  • Is an editor a good focus project at this stage of development? If I was going for ease of use there’s virtually no reason why I wouldn’t pick Unity over Amethyst. I’m using Rust for its performance and lowerLevel features so I can have deeper control. An editor doesn’t help my achieve those goals. Faster iteration would be cool though, I think some sort of hot reloading capability would be much more valuable than an editor at this stage.
  • I don’t think being a 3D engine means you have to support every format under the sun. Best thing to do is just make sure it’s possible to develop the integrations separately: Three.JS is a great example of this.
4 Likes
(Khionu Sybiern) #24

I fully agree. We’re already at the point of supporting 3D, it would only be a regression for us.

The editor, for a number of reasons, is being developed behind a curtain. It will be as OSS as the rest of the engine after the MVP is reached.

(Zicklag) #25

I think the fact that the editor is being kept as a separate behind-the-scenes effort while not drawing a lot of investment from the general community is a fine situation right now.

Also, from a different perspective, I’m not sure what else @mralve works on, but being that the editor is close to the heart of @mralve and that is what he is motivated to work on, I think it makes sense that he can contribute to and design that. I can’t speak for him, but otherwise he might no be contributing at all? In situations where a contributor wants to champion a certain feature, as long as it isn’t detracting or hurting other efforts, it isn’t a detriment in any way.

(Khionu Sybiern) #26

The editor is a massive undertaking.

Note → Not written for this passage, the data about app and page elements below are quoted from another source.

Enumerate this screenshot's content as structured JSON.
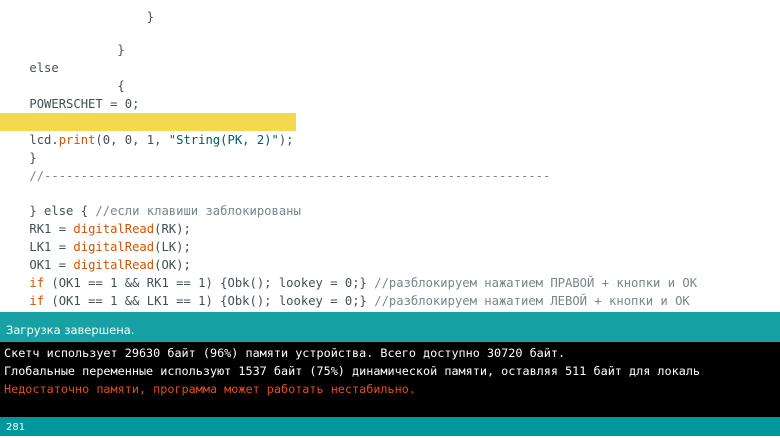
{
  "editor": {
    "lines": {
      "l0": {
        "a": "                ",
        "b": "}"
      },
      "l1": {
        "a": "            }"
      },
      "l2": {
        "a": "else"
      },
      "l3": {
        "a": "            {"
      },
      "l4": {
        "a": "POWERSCHET = 0;"
      },
      "l5": {
        "a": "            }"
      },
      "l6": {
        "a": "lcd.",
        "kw": "print",
        "b": "(0, 0, 1, ",
        "str": "\"String(PK, 2)\"",
        "c": ");"
      },
      "l7": {
        "a": "}"
      },
      "l8": {
        "cm": "//---------------------------------------------------------------------"
      },
      "l9": {
        "a": "} else { ",
        "cm": "//если клавиши заблокированы"
      },
      "l10": {
        "a": "RK1 = ",
        "kw": "digitalRead",
        "b": "(RK);"
      },
      "l11": {
        "a": "LK1 = ",
        "kw": "digitalRead",
        "b": "(LK);"
      },
      "l12": {
        "a": "OK1 = ",
        "kw": "digitalRead",
        "b": "(OK);"
      },
      "l13": {
        "kw": "if",
        "a": " (OK1 == 1 && RK1 == 1) {Obk(); lookey = 0;} ",
        "cm": "//разблокируем нажатием ПРАВОЙ + кнопки и ОК"
      },
      "l14": {
        "kw": "if",
        "a": " (OK1 == 1 && LK1 == 1) {Obk(); lookey = 0;} ",
        "cm": "//разблокируем нажатием ЛЕВОЙ + кнопки и ОК"
      }
    }
  },
  "status": {
    "text": "Загрузка завершена."
  },
  "console": {
    "line1": "Скетч использует 29630 байт (96%) памяти устройства. Всего доступно 30720 байт.",
    "line2": "Глобальные переменные используют 1537 байт (75%) динамической памяти, оставляя 511 байт для локаль",
    "line3": "Недостаточно памяти, программа может работать нестабильно."
  },
  "footer": {
    "line_number": "281"
  },
  "colors": {
    "keyword": "#d35400",
    "highlight": "#f5d94d",
    "status_bar": "#17a1a5",
    "error_text": "#e34c22"
  }
}
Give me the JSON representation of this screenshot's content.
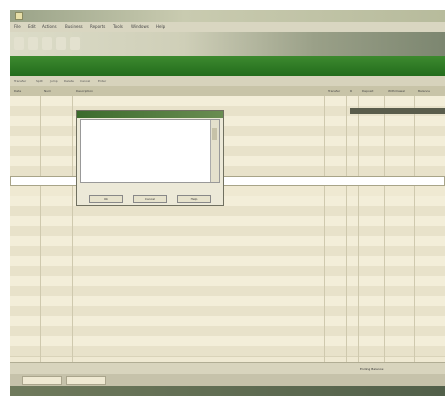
{
  "window": {
    "title": ""
  },
  "menu": {
    "items": [
      "File",
      "Edit",
      "Actions",
      "Business",
      "Reports",
      "Tools",
      "Windows",
      "Help"
    ]
  },
  "toolbar": {
    "buttons": [
      "",
      "",
      "",
      "",
      ""
    ]
  },
  "register": {
    "title": "",
    "info_items": [
      "Transfer",
      "Split",
      "Jump",
      "Delete",
      "Cancel",
      "Enter"
    ],
    "columns": [
      "Date",
      "Num",
      "Description",
      "Transfer",
      "R",
      "Deposit",
      "Withdrawal",
      "Balance"
    ],
    "rows": [
      {
        "date": "",
        "num": "",
        "description": "",
        "transfer": "",
        "amount": "",
        "balance": ""
      },
      {
        "date": "",
        "num": "",
        "description": "",
        "transfer": "",
        "amount": "",
        "balance": ""
      },
      {
        "date": "",
        "num": "",
        "description": "",
        "transfer": "",
        "amount": "",
        "balance": ""
      },
      {
        "date": "",
        "num": "",
        "description": "",
        "transfer": "",
        "amount": "",
        "balance": ""
      },
      {
        "date": "",
        "num": "",
        "description": "",
        "transfer": "",
        "amount": "",
        "balance": ""
      },
      {
        "date": "",
        "num": "",
        "description": "",
        "transfer": "",
        "amount": "",
        "balance": ""
      },
      {
        "date": "",
        "num": "",
        "description": "",
        "transfer": "",
        "amount": "",
        "balance": ""
      },
      {
        "date": "",
        "num": "",
        "description": "",
        "transfer": "",
        "amount": "",
        "balance": ""
      }
    ],
    "selected_row": {
      "date": "",
      "num": "",
      "description": "",
      "amount": ""
    }
  },
  "popup": {
    "title": "",
    "list": [
      "",
      "",
      "",
      "",
      "",
      "",
      ""
    ],
    "right_values": [
      "",
      "",
      "",
      ""
    ],
    "filter_label": "",
    "buttons": [
      "Ok",
      "Cancel",
      "Help"
    ]
  },
  "status": {
    "ending_balance_label": "Ending Balance:",
    "ending_balance_value": ""
  },
  "tabs": [
    "",
    ""
  ],
  "bottom": {
    "items": [
      "",
      "",
      ""
    ]
  }
}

That said, he is working on freshening up our branding as well, and is also thinking forward for scripting support.

1 Like
(Alve Larsson) #27

Yeah we have a private Editor repo I and @fletcher is working on, this repo will go public when we hit MVP status and it’s going to serve as our official editor.

1 Like
(Nathan) #28

This is the strongest reason I’ve seen for why to choose some end-to-end 3D functionality as the next main focus after legion. It needs to be mapped to a specific closed set of 3D functionality for it to be actionable. I would be willing to support this direction if someone could map it out in a reasonable amount of detail.

3 Likes
(Khionu Sybiern) #29

:wink: Did you hear? I’m making a roadmap

4 Likes
(Nathan) #30

Woohoo! :heart:

2 Likes
#31

I would suggest plugging up some holes we have in FOSS 3D engines: we have a few that are mature, but most of them can be considered “legacy” in 2020s. Perhaps such a list is a good start but not comprehensive:

  • Modern graphics API (which Amethyst is already using)
  • PBR shading, with or without fancier things (shadows, GI probes, volumetrics, etc). Note that it’s those fancier things that we lack in FOSS 3D engines
  • Environment texture/material/shaders
  • Easy way to use Custom or Compute shaders (which is absurdly hard in Amethyst right now)
  • GPU/CPU Particles
  • Pipeline to import and use 3D modles, skeleton and animation. gltf 2.0 is probably the best format for this.
  • Collision detection, continuous or not
  • Some support of physics, or API to implement one’s own physics engine
  • UI overlay
  • Custom render target and viewports
  • Compositing

More inspiration can be found by looking at documentation of more mature engines, say Godot.
The features I list above are what I consider essential for a modern 3D engine.

(Khionu Sybiern) #32

All great things, but a roadmap for our next year will likely have no more than half of that, likely a significant bit less. We have technical debt to wade through, and we don’t have anyone paid full-time.

2 Likes